''We congratulate the people of Venezuela on their vote and their continued desire to live in freedom and democracy,'' Gordon Johndroe, a White House National Security Council spokesman, said in an e-mail to The Miami Herald.
The State Department also was pleased.
''We felt that this referendum would make Chavez president for life, and that's not ever a welcome development,'' U.S. Undersecretary of State Nicholas Burns told reporters in Singapore, according to the Associated Press. ``In a country that wants to be a democracy, the people spoke, and the people spoke for democracy and against unlimited power.''
Florida Republican Rep. Connie Mack, an outspoken congressional opponent of Chávez, shot off a statement headlined ``Freedom wins!''
''The people of Venezuela have spoken,'' he said. ``They want to live in freedom. They have rejected Hugo Chávez's Bolivarian Revolution. They despise his vicious assaults on freedom and free markets, and they fear his cozy relationships and friendships with the likes of the Iranian Mullahs.''
But Mack warned that Chávez still has five years in office, ``a long window for him to continue to make mischief in Venezuela and around the world.''

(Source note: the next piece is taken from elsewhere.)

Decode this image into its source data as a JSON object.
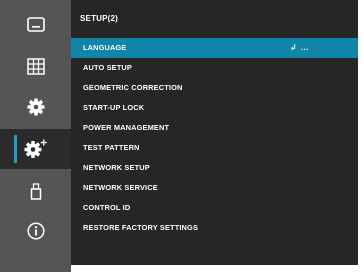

Roger Noriega, former assistant secretary of state for the Western Hemisphere, believed the margin of victory was broader in favor of the 'no' vote, but that Chávez had no choice but to admit defeat.
''It will be a bitter pill and he will be slashing in every direction and will provoke another crisis,'' said Noriega, who often engaged in verbal duels with Chávez until leaving office in 2005.
''If he overreaches again or soon, he will be risking everything, and he knows it,'' Noriega said.